Meekhof lashes out at Leonard on way out of Lansing

Jonathan Oosting
The Detroit News
Michigan Senate Majority Leader Arlan Meekhof

Lansing — Michigan Senate Majority Leader Arlan Meekhof capped a 22-hour marathon session — and his legislative career — by lobbing a verbal bomb across the state Capitol.

Speaking with reporters last week after wrapping up lame-duck voting, the Grand Haven Township Republican blasted GOP House Speaker Tom Leonard of DeWitt, offering a critical assessment of his legislative counterpart as they both prepare to leave office at the end of the year.

Meekhof worked with two House speakers during his four-year run as Senate majority leader: “one who couldn’t and one who wouldn’t,” he said.

House Speaker Tom Leonard.

Leonard “wouldn’t do anything because he was running for attorney general,” said Meekhof, referencing Leonard’s campaign that ended with a loss in the Nov. 6 general election. “And I think he did a huge disservice to his caucus and to the state. He should have gotten out of the way so his caucus could be more successful.”

Meekhof was more forgiving in his assessment of former House Speaker Kevin Cotter, a Mount Pleasant Republican who he said “just couldn’t get stuff done” because of a sex scandal involving former tea party Reps. Todd Courser and Cindy Gamrat that “just sucked all of the air out of his caucus.”

Leonard declined to respond directly to Meekhof’s criticism but defended his two-year run as speaker, touting passage of teacher retirement reform legislation, mental health reforms and skilled trades training that he had identified as his top priorities.

“If those are the types of comments he wants to make on his way out, that’s on him,” Leonard said of Meekhof. “I’m proud of the accomplishments … over the past two years.”

State Rep. Gary Glenn, R-Williams Township, defended Leonard this week, calling him “not only one of the most conservative speakers in the modern era, but also one of the most ethical and courageous.”

Glenn touted Leonard’s decision to hold a vote on a tax cut plan that ultimately failed in the state House in 2017, a move that Meekhof criticized at the time.  
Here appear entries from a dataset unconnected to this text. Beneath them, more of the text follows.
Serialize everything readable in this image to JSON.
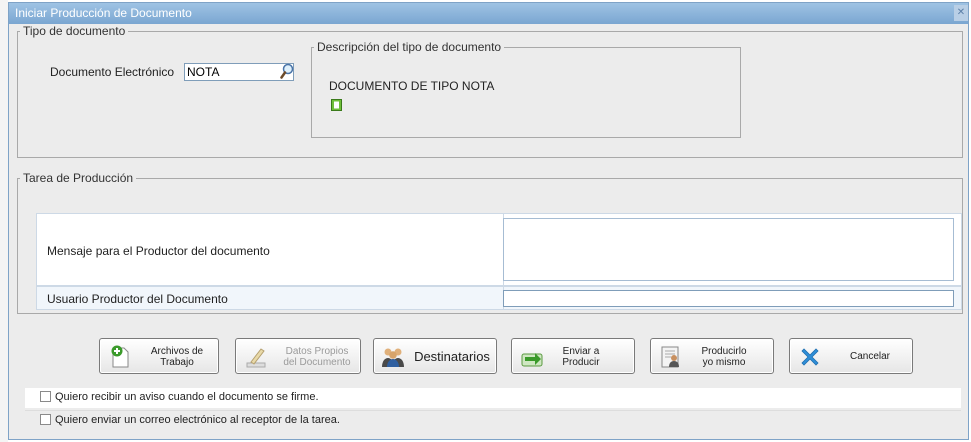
{
  "window": {
    "title": "Iniciar Producción de Documento",
    "close_symbol": "✕"
  },
  "tipo_documento": {
    "legend": "Tipo de documento",
    "field_label": "Documento Electrónico",
    "field_value": "NOTA",
    "search_icon": "magnifier-icon",
    "descripcion": {
      "legend": "Descripción del tipo de documento",
      "text": "DOCUMENTO DE TIPO NOTA",
      "icon": "document-icon"
    }
  },
  "tarea": {
    "legend": "Tarea de Producción",
    "mensaje_label": "Mensaje para el Productor del documento",
    "mensaje_value": "",
    "usuario_label": "Usuario Productor del Documento",
    "usuario_value": ""
  },
  "buttons": {
    "archivos": {
      "line1": "Archivos de",
      "line2": "Trabajo",
      "icon": "add-document-icon"
    },
    "datos": {
      "line1": "Datos Propios",
      "line2": "del Documento",
      "icon": "edit-document-icon",
      "disabled": true
    },
    "destinatarios": {
      "label": "Destinatarios",
      "icon": "people-icon"
    },
    "enviar": {
      "line1": "Enviar a",
      "line2": "Producir",
      "icon": "send-icon"
    },
    "producir": {
      "line1": "Producirlo",
      "line2": "yo mismo",
      "icon": "person-document-icon"
    },
    "cancelar": {
      "label": "Cancelar",
      "icon": "cancel-x-icon"
    }
  },
  "checkboxes": {
    "aviso_firma": {
      "label": "Quiero recibir un aviso cuando el documento se firme.",
      "checked": false
    },
    "correo": {
      "label": "Quiero enviar un correo electrónico al receptor de la tarea.",
      "checked": false
    }
  },
  "colors": {
    "titlebar": "#8fb5dc",
    "accent_green": "#3a9a2a",
    "cancel_blue": "#2f8fd8"
  }
}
“I consider Majority Leader Meekhof’s comments to be reflective of his own sense of pettiness and vindictiveness,” said Glenn, suggesting Meekhof delayed action on House bills for reasons that had little do with policy. “I’m offended by it.”

Republicans controlled all three branches of state government the past eight years and will return majorities in the state House and Senate, but Democrats swept the top of the ticket on Nov. 6, including Gov.-elect Gretchen Whitmer, Attorney General-elect Dana Nessel and Secretary of State-elect Jocelyn Benson.

Leonard, 37, served six years in the state House and said last week he is not yet sure what the future holds for him professionally. Meekhof, 59, served 12 years in the state Legislature after initially winning election to the House in 2007.

Meekhof did not offer many specifics as he chided Leonard, but blamed inexperience as he noted the lower chamber did not take up a Senate plan to reform the state’s no-fault auto insurance system after the House could not pass its own more aggressive plan backed by Detroit Mayor Mike Duggan.

He suggested Leonard did not act on some Senate proposals because he was “afraid of what the delegates would think” at the August Michigan GOP convention, where Leonard won the attorney general nomination over Sen. Tonya Schuitmaker of Lawton.

The House “put the fun in dysfunctional,” Meekhof added. “The full effect of term limits is on display right there with folks who have little or no experience running anything, and they’re in charge of a $55 billion budget, and they really don’t do well.”

Asked to describe his relationship with Meekhof, Leonard said they “worked very well together to accomplish some very big things for the state.”

As for no-fault auto insurance, Leonard chalked up failed reform efforts to powerful special interest groups – including trial attorneys and the hospital lobby — that have swayed both Democratic and Republican lawmakers.

“I believe ultimately this is something that’s probably going to have to go to the ballot for the citizens to decide because I have just not seen the political will here to really attack this issue,” Leonard said.

Meekhof had criticized Leonard in the past — but never so publicly.

“It was relatively known around town that they didn’t get along,” said Senate Minority Leader Jim Ananich, D-Flint, who noted he has positive relationships with both men.

“I think it was detrimental as far as us coming together to find common ground on things because they just weren’t in the room together much,” he said.

But Ananich did little to intervene in the relationship between Meekhof and Leonard, which he described as “beyond repair.”

“If somebody’s shooting at each other, you don’t step in the middle. You get out of the way,” he said.